Everything in the data below should be restated word for word.

[[ Recorded information, beginning ]]

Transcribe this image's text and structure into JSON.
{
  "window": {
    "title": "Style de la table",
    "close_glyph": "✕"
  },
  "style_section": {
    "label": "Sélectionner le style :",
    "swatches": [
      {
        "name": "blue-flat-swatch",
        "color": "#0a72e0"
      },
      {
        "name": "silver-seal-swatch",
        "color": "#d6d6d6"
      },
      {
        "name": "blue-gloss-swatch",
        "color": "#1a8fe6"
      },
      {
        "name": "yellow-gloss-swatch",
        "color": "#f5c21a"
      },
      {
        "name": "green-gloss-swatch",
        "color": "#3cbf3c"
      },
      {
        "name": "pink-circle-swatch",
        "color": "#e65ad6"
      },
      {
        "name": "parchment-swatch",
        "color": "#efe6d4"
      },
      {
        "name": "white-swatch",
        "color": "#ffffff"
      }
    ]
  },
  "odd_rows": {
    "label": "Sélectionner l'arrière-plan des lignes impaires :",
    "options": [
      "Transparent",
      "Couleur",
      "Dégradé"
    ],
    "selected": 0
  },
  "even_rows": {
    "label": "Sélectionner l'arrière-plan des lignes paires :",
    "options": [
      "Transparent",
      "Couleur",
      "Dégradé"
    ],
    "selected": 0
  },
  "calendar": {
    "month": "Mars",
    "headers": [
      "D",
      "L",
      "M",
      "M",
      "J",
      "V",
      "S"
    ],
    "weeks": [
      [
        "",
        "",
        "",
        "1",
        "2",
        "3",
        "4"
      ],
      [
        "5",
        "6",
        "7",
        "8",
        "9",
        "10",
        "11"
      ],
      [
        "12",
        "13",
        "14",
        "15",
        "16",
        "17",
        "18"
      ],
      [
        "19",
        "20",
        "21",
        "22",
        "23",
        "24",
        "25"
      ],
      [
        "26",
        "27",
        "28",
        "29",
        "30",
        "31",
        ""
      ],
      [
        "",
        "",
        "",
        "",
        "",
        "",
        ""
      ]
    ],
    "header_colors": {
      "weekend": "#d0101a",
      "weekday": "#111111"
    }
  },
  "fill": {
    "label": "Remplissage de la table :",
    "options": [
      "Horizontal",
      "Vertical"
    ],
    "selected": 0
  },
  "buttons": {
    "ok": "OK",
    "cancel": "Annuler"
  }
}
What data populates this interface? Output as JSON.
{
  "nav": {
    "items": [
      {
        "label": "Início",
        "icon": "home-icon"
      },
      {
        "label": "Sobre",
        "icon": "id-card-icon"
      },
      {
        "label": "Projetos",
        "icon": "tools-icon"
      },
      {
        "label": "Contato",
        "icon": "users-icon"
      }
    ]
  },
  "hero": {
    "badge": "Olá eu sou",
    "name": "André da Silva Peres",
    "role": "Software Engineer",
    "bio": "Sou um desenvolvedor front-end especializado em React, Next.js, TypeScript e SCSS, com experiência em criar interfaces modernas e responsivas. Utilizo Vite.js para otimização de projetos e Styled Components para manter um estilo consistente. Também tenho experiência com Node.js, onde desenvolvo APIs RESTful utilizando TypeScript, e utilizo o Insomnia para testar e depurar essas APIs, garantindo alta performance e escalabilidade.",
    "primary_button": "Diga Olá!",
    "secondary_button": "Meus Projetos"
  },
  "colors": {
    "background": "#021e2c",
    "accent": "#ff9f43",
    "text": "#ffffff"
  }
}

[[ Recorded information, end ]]

Reply:
Transcribe this image's text and structure into JSON.
{
  "window": {
    "title": "Style de la table",
    "close_glyph": "✕"
  },
  "style_section": {
    "label": "Sélectionner le style :",
    "swatches": [
      {
        "name": "blue-flat-swatch",
        "color": "#0a72e0"
      },
      {
        "name": "silver-seal-swatch",
        "color": "#d6d6d6"
      },
      {
        "name": "blue-gloss-swatch",
        "color": "#1a8fe6"
      },
      {
        "name": "yellow-gloss-swatch",
        "color": "#f5c21a"
      },
      {
        "name": "green-gloss-swatch",
        "color": "#3cbf3c"
      },
      {
        "name": "pink-circle-swatch",
        "color": "#e65ad6"
      },
      {
        "name": "parchment-swatch",
        "color": "#efe6d4"
      },
      {
        "name": "white-swatch",
        "color": "#ffffff"
      }
    ]
  },
  "odd_rows": {
    "label": "Sélectionner l'arrière-plan des lignes impaires :",
    "options": [
      "Transparent",
      "Couleur",
      "Dégradé"
    ],
    "selected": 0
  },
  "even_rows": {
    "label": "Sélectionner l'arrière-plan des lignes paires :",
    "options": [
      "Transparent",
      "Couleur",
      "Dégradé"
    ],
    "selected": 0
  },
  "calendar": {
    "month": "Mars",
    "headers": [
      "D",
      "L",
      "M",
      "M",
      "J",
      "V",
      "S"
    ],
    "weeks": [
      [
        "",
        "",
        "",
        "1",
        "2",
        "3",
        "4"
      ],
      [
        "5",
        "6",
        "7",
        "8",
        "9",
        "10",
        "11"
      ],
      [
        "12",
        "13",
        "14",
        "15",
        "16",
        "17",
        "18"
      ],
      [
        "19",
        "20",
        "21",
        "22",
        "23",
        "24",
        "25"
      ],
      [
        "26",
        "27",
        "28",
        "29",
        "30",
        "31",
        ""
      ],
      [
        "",
        "",
        "",
        "",
        "",
        "",
        ""
      ]
    ],
    "header_colors": {
      "weekend": "#d0101a",
      "weekday": "#111111"
    }
  },
  "fill": {
    "label": "Remplissage de la table :",
    "options": [
      "Horizontal",
      "Vertical"
    ],
    "selected": 0
  },
  "buttons": {
    "ok": "OK",
    "cancel": "Annuler"
  }
}
What data populates this interface? Output as JSON.
{
  "nav": {
    "items": [
      {
        "label": "Início",
        "icon": "home-icon"
      },
      {
        "label": "Sobre",
        "icon": "id-card-icon"
      },
      {
        "label": "Projetos",
        "icon": "tools-icon"
      },
      {
        "label": "Contato",
        "icon": "users-icon"
      }
    ]
  },
  "hero": {
    "badge": "Olá eu sou",
    "name": "André da Silva Peres",
    "role": "Software Engineer",
    "bio": "Sou um desenvolvedor front-end especializado em React, Next.js, TypeScript e SCSS, com experiência em criar interfaces modernas e responsivas. Utilizo Vite.js para otimização de projetos e Styled Components para manter um estilo consistente. Também tenho experiência com Node.js, onde desenvolvo APIs RESTful utilizando TypeScript, e utilizo o Insomnia para testar e depurar essas APIs, garantindo alta performance e escalabilidade.",
    "primary_button": "Diga Olá!",
    "secondary_button": "Meus Projetos"
  },
  "colors": {
    "background": "#021e2c",
    "accent": "#ff9f43",
    "text": "#ffffff"
  }
}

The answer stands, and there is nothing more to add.